[Supplied data Boundary: Start]
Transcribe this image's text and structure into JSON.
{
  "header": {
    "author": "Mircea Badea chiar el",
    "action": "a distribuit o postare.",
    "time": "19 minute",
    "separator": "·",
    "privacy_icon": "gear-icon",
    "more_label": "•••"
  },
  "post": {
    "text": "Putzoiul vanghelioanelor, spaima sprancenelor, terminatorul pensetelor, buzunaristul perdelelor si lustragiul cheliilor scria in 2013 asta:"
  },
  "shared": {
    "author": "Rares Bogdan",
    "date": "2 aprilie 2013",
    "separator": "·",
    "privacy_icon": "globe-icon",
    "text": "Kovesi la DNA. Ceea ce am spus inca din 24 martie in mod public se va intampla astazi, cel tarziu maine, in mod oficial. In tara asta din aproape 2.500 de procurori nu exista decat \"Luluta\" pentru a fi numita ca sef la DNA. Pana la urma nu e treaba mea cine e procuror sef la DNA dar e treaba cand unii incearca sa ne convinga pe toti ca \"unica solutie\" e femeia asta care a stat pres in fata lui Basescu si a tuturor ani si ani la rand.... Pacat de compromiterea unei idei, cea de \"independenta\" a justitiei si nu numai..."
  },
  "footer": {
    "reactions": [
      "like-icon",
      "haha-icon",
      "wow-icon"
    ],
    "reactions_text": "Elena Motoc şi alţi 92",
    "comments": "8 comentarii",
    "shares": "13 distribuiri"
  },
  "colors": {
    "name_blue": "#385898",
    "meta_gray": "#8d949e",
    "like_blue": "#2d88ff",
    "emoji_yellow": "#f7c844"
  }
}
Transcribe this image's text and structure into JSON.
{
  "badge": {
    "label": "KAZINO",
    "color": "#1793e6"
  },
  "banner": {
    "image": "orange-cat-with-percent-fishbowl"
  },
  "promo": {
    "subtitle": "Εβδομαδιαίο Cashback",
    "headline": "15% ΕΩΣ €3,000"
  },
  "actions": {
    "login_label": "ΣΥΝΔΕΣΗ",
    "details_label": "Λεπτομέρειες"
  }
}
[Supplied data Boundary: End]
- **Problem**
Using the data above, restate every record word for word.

- **Solution to this exercise**
Transcribe this image's text and structure into JSON.
{
  "header": {
    "author": "Mircea Badea chiar el",
    "action": "a distribuit o postare.",
    "time": "19 minute",
    "separator": "·",
    "privacy_icon": "gear-icon",
    "more_label": "•••"
  },
  "post": {
    "text": "Putzoiul vanghelioanelor, spaima sprancenelor, terminatorul pensetelor, buzunaristul perdelelor si lustragiul cheliilor scria in 2013 asta:"
  },
  "shared": {
    "author": "Rares Bogdan",
    "date": "2 aprilie 2013",
    "separator": "·",
    "privacy_icon": "globe-icon",
    "text": "Kovesi la DNA. Ceea ce am spus inca din 24 martie in mod public se va intampla astazi, cel tarziu maine, in mod oficial. In tara asta din aproape 2.500 de procurori nu exista decat \"Luluta\" pentru a fi numita ca sef la DNA. Pana la urma nu e treaba mea cine e procuror sef la DNA dar e treaba cand unii incearca sa ne convinga pe toti ca \"unica solutie\" e femeia asta care a stat pres in fata lui Basescu si a tuturor ani si ani la rand.... Pacat de compromiterea unei idei, cea de \"independenta\" a justitiei si nu numai..."
  },
  "footer": {
    "reactions": [
      "like-icon",
      "haha-icon",
      "wow-icon"
    ],
    "reactions_text": "Elena Motoc şi alţi 92",
    "comments": "8 comentarii",
    "shares": "13 distribuiri"
  },
  "colors": {
    "name_blue": "#385898",
    "meta_gray": "#8d949e",
    "like_blue": "#2d88ff",
    "emoji_yellow": "#f7c844"
  }
}
Transcribe this image's text and structure into JSON.
{
  "badge": {
    "label": "KAZINO",
    "color": "#1793e6"
  },
  "banner": {
    "image": "orange-cat-with-percent-fishbowl"
  },
  "promo": {
    "subtitle": "Εβδομαδιαίο Cashback",
    "headline": "15% ΕΩΣ €3,000"
  },
  "actions": {
    "login_label": "ΣΥΝΔΕΣΗ",
    "details_label": "Λεπτομέρειες"
  }
}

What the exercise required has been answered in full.